The least headache-inducing of this week's three family films is Disney's Enchanted, which seems, for the first 10 minutes, to be the sort of hand-drawn cartoon which the studio was making when Walt was still in charge. Its heroine is Giselle, who lives in a storybook forest, where she trills ballads about spring-cleaning her cottage, with the assistance of her four-legged woodland chums. She's to marry the prince of her dreams, too, until his wicked stepmother banishes her to "a place where there are no happily ever afters" New York City.
From then on, the film is live-action, and Giselle is a flesh-and-blood woman, played by Amy Adams. Her tendency to dance and sing whenever the mood takes her disconcerts everyone she meets, including single dad (Patrick Dempsey) who lets her sleep on his sofa.
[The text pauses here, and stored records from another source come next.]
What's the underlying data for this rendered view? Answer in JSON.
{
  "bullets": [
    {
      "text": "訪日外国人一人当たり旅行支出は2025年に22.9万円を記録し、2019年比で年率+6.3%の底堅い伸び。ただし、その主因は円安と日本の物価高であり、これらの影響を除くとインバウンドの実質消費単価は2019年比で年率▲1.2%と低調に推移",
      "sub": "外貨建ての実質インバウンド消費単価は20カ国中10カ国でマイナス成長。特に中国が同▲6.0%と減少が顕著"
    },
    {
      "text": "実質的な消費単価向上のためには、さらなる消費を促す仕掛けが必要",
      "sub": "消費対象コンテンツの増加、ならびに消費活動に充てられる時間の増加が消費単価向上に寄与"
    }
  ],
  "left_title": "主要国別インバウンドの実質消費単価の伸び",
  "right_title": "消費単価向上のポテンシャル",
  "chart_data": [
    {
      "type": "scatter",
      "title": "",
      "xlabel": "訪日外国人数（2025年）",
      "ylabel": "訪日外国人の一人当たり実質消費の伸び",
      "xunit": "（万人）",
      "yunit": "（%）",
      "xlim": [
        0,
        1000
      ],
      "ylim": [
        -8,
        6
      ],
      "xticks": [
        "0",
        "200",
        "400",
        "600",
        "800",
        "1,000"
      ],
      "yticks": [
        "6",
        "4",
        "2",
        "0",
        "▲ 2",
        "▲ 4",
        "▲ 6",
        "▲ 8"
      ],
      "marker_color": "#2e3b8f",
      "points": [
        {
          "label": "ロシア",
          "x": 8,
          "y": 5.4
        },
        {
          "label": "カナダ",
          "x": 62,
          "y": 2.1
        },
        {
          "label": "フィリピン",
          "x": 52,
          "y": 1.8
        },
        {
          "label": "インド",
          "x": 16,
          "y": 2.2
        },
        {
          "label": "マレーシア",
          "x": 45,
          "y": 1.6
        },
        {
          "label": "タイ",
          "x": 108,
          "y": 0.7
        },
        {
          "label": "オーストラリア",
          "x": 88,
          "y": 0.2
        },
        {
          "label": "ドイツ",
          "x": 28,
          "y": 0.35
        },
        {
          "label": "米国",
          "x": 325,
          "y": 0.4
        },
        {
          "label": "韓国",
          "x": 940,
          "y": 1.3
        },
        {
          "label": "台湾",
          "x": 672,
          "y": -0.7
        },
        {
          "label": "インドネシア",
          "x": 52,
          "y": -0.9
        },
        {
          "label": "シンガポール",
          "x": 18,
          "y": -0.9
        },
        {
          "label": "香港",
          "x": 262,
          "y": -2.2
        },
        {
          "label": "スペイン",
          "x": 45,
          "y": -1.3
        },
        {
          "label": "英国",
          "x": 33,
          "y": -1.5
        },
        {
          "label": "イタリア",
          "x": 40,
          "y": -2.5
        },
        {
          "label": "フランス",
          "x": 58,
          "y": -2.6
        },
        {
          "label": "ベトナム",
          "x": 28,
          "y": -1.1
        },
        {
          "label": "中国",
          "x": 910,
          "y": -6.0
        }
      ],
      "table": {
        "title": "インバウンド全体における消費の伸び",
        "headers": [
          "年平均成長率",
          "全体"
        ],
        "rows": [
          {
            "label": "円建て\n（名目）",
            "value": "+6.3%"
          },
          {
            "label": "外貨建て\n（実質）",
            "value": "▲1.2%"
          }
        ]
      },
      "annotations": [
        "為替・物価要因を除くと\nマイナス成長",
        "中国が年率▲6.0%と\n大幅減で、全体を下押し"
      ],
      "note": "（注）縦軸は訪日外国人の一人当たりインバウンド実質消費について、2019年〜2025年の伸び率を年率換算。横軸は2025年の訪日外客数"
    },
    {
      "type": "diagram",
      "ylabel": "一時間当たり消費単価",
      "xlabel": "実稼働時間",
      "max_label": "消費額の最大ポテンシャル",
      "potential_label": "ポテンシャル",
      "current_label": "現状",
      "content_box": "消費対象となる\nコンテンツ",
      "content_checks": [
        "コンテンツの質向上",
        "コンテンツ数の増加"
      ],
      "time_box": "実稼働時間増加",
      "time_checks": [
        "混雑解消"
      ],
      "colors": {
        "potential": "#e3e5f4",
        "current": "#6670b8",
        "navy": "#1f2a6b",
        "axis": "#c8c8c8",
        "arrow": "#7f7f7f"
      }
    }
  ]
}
And although her soprano yodel can still summon wild animals to help with the housework, they're now rats, roaches and one-legged pigeons.
Adams, who was Oscar-nominated for her part in Junebug, is perfect in the fish-out-of-water role, getting laughs, and the audience's sympathies, simply by playing Giselle's twinkling naivety absolutely straight. She can sing, too. There's also rousing support from Susan Sarandon, as the witch, and from James Marsden, as the handsome, yet none-too-brainy prince who follows Giselle into the real world.
The joy of Enchanted is that it's a mischievous pastiche of Disney conventions, but it's also wholesome and, yes, enchanting. And it could be a sign that Disney is finally playing to its strengths. When it comes to hip, ironic 3D computer animation, Disney is never going to beat Pixar and Dreamworks, and they shouldn't bother to try. What children want from a Disney film is fairy tales, a few songs, and lush animation. Enchanted may be mostly live-action, but it still qualifies as Disney's best cartoon in years.
Speaking of hip, ironic, 3D computer animation, Bee Movie is co-written and co-produced by Jerry Seinfeld, who also voices its stripy hero, Barry B Benson. At first, Seinfeld's comic outlook fits surprisingly neatly into a world of cartoon insects, just as Woody Allen's did in Antz. In Bee Movie, bees work for the Honex corporation, a division of Honesco, and their lives are so short that they spend only three days at college. Then things start to go awry. It's weird enough when Barry starts dating a human florist, voiced by Renee Zellweger, but when he decides to sue the human race for using honey without the bees' permission it's like a brainstorming session in which no one had the courage to criticise the boss's bad ideas. The Seinfeldish gags keep buzzing along, but as the film flits from coming-of-age movie to romantic comedy to courtroom drama to disaster movie to heist movie and then back to disaster movie, it's so undisciplined that Bee Movie is a "C" at best.
It could be worse, though. Mr Magorium's Wonder Emporium is set in a magical toyshop owned by a 243-year-old wizard, played as a lisping simpleton by Dustin Hoffman. He's planning to hand over the store to his assistant, Natalie Portman. And that's all there is to it. There's forced whimsy by the bucketful, some shoplifting from Dr Seuss and Roald Dahl's own wonder emporia, and innumerable lectures about believing in yourself.
However, beneath all the quirkiness and the preachiness there's almost no story left on the shelves. Mr Magorium's Wonder Emporium is the setting for a film. Now someone just has to come up with the film.